Developing a Positively Based Behavior Program

For children 2 through 12

STEP 1: Decide on three behaviors you want to ENCOURAGE:

    1. The goals should be positive (e.g., Sally will keep her hands to herself rather than Sally won’t hit)
    2. The goals should be concrete and measurable if possible (e.g., Sally will be ready for school by 8 am)
    3. The goals should be short and concise.
    4. A child can draw a picture of the goal to make it more understandable.

STEP 2: Decide on a reward:

    1. Rewards should be nontangible. Extra play time, sleepovers, game nights and outings for lunch are examples of nontangible rewards.
    2. Rewards can be immediate or delayed. An immediate reward is something that is earned after a goal is achieved that day (e.g., watch TV when homework is complete). A delay is a reward you wait for (e.g., earning pizza night for reaching goal at end of week).

STEP 3: Develop a system for tracking progress: 

    1. Use a behavior chart to track progress on a weekly or daily basis. Use stickers, checks or smiling faces to record rewards.
    2. Use marbles in a jar to record progress.

STEP 4:  Provide reward:

    1. If using a behavior chart the reward should be given if 75% of all possible checks were earned. (e.g. if there are 3 goals and 5 days for a total of 15 possible checks, 10 checks would earn a reward)
    2. If using a jar of marbles, determine how full jar needs to be.

STEP 5:   Maintain program:

    1. Remember to change goals every few weeks to keep program fresh.
    2. Do not take away checks or marbles for inappropriate behavior. If significant inappropriate behavior is a problem, develop a takeaway or punishment system as a separate program.
    3. Put several rewards on slips of papers to be drawn randomly when a reward is earned.
    4. Remember that behavior programs are a means to establish habits not to bribe children.

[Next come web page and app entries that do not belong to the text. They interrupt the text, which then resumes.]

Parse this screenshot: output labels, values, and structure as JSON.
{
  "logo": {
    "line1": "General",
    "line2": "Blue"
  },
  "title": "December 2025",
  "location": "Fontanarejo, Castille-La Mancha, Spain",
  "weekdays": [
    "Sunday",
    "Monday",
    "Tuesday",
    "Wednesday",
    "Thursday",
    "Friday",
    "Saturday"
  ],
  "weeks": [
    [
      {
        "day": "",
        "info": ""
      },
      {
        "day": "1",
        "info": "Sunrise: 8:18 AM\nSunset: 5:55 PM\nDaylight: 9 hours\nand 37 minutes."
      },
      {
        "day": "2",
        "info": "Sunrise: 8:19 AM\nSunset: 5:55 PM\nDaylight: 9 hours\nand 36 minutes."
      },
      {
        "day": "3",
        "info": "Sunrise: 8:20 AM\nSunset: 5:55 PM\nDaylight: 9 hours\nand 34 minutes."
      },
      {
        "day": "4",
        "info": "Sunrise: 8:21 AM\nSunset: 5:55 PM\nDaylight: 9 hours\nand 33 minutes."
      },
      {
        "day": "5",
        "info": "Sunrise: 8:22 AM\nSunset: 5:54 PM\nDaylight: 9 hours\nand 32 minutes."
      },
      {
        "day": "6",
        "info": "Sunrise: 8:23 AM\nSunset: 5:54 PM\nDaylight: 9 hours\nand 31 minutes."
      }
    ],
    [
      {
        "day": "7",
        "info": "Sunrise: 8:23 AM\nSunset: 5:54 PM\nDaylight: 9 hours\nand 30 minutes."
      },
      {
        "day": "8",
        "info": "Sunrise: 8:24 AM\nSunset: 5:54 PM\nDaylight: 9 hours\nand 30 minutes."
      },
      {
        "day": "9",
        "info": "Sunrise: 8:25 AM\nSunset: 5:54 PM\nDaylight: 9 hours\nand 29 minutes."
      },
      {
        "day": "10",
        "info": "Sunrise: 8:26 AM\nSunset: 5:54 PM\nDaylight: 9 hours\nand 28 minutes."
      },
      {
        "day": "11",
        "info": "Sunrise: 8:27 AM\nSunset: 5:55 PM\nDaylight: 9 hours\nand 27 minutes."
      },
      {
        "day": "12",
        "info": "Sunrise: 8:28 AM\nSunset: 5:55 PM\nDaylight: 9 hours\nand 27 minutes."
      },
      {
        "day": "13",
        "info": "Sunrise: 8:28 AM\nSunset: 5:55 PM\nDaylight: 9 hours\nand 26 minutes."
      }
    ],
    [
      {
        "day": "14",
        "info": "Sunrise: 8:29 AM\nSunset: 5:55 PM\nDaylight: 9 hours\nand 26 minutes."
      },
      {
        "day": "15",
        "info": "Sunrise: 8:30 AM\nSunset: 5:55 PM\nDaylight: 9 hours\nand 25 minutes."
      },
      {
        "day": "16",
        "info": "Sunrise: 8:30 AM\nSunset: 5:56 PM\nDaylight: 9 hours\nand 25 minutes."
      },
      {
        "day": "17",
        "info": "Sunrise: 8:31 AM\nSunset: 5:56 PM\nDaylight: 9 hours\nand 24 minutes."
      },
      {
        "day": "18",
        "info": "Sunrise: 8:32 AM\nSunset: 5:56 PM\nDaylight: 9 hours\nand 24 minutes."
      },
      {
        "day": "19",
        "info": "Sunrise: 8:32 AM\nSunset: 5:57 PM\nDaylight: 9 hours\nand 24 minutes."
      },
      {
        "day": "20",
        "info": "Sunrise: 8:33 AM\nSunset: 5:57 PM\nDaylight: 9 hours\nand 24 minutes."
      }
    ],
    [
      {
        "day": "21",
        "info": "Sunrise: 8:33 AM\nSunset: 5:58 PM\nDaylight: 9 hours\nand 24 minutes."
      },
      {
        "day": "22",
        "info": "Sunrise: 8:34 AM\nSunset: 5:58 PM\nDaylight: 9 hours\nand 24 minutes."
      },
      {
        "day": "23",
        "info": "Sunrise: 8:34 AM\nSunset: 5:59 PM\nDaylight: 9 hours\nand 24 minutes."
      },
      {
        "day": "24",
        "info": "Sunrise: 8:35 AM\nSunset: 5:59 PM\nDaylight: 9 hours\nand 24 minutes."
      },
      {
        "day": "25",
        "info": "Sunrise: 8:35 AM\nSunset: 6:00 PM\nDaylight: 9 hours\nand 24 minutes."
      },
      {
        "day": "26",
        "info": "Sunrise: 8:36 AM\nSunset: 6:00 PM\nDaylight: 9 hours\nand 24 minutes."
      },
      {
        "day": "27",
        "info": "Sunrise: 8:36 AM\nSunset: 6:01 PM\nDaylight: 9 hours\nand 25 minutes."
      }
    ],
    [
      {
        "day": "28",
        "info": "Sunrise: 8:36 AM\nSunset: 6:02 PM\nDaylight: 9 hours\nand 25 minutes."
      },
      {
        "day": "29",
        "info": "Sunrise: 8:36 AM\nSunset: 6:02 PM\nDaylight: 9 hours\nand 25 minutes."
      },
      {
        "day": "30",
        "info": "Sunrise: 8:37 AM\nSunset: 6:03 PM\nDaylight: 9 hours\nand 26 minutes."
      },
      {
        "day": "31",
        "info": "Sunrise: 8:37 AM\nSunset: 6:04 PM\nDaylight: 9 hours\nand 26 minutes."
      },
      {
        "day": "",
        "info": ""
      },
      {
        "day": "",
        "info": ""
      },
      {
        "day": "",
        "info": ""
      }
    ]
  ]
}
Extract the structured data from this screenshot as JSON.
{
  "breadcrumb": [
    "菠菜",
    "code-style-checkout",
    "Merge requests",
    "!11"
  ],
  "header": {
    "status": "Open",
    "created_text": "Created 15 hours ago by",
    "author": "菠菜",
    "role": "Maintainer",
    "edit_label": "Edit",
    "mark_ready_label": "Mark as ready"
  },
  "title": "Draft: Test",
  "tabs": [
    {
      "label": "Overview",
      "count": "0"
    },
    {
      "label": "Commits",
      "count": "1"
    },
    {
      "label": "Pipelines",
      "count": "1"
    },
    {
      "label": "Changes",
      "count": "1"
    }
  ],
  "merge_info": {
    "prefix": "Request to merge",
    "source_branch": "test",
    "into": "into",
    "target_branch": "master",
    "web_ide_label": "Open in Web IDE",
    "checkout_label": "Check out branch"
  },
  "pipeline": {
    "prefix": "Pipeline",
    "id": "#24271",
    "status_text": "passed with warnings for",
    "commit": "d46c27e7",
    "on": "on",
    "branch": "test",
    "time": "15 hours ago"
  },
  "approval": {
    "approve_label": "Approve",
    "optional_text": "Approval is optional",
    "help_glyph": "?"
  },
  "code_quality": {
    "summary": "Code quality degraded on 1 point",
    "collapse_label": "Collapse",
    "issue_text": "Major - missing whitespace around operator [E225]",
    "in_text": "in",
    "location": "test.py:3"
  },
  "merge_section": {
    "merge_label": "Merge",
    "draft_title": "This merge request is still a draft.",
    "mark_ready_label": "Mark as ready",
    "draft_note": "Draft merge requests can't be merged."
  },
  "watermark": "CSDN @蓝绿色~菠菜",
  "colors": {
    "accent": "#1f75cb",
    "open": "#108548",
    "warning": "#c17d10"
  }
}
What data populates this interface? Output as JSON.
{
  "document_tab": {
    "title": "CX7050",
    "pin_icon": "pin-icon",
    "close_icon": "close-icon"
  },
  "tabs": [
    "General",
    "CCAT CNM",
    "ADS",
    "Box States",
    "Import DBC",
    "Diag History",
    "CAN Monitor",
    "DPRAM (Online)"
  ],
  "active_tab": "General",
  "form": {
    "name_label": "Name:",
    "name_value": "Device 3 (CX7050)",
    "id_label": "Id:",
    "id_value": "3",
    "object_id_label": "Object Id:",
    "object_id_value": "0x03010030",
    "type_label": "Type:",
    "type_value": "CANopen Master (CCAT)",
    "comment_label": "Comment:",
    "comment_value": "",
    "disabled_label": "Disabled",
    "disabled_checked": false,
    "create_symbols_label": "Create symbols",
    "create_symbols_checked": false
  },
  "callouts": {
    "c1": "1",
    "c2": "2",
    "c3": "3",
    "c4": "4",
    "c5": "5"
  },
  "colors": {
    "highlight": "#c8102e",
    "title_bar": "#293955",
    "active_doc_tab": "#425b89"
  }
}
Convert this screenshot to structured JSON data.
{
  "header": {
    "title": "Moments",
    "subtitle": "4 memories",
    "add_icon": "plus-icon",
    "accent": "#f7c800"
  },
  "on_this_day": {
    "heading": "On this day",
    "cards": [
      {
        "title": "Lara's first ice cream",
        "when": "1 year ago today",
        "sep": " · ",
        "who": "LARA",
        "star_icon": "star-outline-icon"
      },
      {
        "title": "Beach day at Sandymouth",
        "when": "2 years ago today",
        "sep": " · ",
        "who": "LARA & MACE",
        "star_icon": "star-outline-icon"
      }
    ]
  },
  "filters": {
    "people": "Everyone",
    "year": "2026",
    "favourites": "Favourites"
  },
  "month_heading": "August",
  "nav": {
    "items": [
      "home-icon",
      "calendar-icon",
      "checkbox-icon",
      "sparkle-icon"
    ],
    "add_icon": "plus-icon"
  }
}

We all are rewarded for good behaviors.
    5. Consult with a professional for additional advice and guidance for more problematic behaviors.

Developed by Shanan R. Raines, Ph.D., Westhampton Family Psychologists, P.C.